UberBlox is described on its Kickstarter page as a “ high-quality modular metal construction system and prototyping set for makers to build rigid structures and automated machines.” If this sounds similar to Lego, it’s because the toys were part of the inspiration behind the project.
“As great as building blocks are, they don’t address the need to build more robust structures. Anyone interested in making things like machines that actually do things, accurately, is generally stuck with either having someone else build it for them, or take the years to develop skills needed to get good at design and fabrication, then spend long hours on building their designs,” founder Alex Pirseyedi said to TechCrunch.
While the modularity is a major selling point for UberBlox, Pirseyedi was careful not to allow for too many options. “Having used systems such as T-slot extrusions for years for designing machines, I often had to deal with a great deal of design choices. That may sound like a good thing at first glance. But it could also introduce ‘analysis-paralysis,’” he said.
The simplest components are metal bars with metal connectors, called nodes. These only allow the rough structures of machines to be built, however. For the real heavy lifting, more complex pieces will be available. The system includes “re-configurable parts, including moving components, sub-assemblies, motors, electronics and controllers based on popular boards such as Arduino and Raspberry Pi.”
While backer pledges can start as low as $1, a full “pick your own selection of parts” kit starts at $100. As pledges increase, so do the options available. A pledge of $600 adds a 3D printer to the mix, while $769 or more will allow your UberBlox kit to function as a laser engraving and cutting machine.
At the time of this writing the Kickstarter has earned just over $30,000 toward its $100,000 goal.
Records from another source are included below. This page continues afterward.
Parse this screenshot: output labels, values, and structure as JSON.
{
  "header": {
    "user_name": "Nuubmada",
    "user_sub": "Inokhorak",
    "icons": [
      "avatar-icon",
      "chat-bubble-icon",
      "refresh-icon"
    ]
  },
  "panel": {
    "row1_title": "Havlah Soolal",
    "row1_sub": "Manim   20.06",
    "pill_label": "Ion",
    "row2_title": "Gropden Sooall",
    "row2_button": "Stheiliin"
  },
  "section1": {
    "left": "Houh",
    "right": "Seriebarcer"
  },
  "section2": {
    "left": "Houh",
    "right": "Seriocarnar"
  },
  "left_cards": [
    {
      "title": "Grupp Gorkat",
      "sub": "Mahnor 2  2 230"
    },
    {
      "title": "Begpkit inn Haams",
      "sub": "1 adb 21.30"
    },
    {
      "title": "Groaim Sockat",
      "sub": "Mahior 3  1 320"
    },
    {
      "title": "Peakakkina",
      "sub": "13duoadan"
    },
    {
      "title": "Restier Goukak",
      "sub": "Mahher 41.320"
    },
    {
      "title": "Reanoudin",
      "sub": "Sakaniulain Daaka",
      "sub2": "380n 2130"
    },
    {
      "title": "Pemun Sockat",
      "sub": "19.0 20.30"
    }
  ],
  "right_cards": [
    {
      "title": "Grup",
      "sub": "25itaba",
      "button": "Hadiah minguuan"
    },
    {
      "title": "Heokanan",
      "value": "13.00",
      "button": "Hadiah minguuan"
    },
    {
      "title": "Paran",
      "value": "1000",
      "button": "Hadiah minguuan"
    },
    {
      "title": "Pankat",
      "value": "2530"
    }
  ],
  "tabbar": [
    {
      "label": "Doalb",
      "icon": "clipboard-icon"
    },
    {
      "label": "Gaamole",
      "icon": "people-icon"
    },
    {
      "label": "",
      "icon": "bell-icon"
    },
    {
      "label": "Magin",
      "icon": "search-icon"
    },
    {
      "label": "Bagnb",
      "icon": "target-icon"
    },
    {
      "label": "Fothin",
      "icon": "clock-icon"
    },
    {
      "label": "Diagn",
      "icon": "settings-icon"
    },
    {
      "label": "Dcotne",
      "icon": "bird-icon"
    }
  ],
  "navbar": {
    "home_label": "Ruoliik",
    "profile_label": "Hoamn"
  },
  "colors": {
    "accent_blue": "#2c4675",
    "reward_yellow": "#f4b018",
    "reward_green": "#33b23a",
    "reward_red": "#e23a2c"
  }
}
The campaign ends on April 22.
- Awesome Tech You Can’t Buy Yet: Skates for snow and a miniature Milky Way
- Team machines: Why the next revolution in robotics is collaboration
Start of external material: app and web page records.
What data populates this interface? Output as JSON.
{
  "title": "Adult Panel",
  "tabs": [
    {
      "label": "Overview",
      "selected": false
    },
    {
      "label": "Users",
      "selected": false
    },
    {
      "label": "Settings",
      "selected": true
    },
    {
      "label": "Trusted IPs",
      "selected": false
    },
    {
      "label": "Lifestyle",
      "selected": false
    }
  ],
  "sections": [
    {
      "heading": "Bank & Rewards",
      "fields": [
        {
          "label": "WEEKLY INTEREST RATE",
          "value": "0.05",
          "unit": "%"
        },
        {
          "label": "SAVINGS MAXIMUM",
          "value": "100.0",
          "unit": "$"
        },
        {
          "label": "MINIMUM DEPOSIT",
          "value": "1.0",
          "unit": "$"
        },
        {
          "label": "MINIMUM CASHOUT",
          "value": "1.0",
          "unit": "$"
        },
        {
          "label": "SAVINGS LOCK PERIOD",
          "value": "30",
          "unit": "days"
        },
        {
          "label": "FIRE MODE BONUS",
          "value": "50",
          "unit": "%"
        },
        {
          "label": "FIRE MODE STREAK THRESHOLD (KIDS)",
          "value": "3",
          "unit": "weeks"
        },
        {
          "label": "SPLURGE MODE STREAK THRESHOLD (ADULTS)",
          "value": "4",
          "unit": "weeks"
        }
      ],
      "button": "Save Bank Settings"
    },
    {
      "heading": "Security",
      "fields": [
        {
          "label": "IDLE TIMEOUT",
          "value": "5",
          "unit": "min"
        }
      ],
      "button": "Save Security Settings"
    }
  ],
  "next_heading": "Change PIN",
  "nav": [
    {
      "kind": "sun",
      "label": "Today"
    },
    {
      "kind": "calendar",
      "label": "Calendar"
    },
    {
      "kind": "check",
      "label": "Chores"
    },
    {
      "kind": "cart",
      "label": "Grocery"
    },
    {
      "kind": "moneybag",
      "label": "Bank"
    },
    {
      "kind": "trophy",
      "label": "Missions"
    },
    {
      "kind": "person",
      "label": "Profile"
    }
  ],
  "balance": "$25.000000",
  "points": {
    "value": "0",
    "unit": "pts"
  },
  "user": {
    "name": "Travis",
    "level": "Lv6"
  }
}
- This $100 printer isn’t much bigger than the ink cartridge on your clunky old one
- Volkswagen and HP want your next car to have 3D-printed parts
- Giant 3D-printed wasp nests could be the homes of the future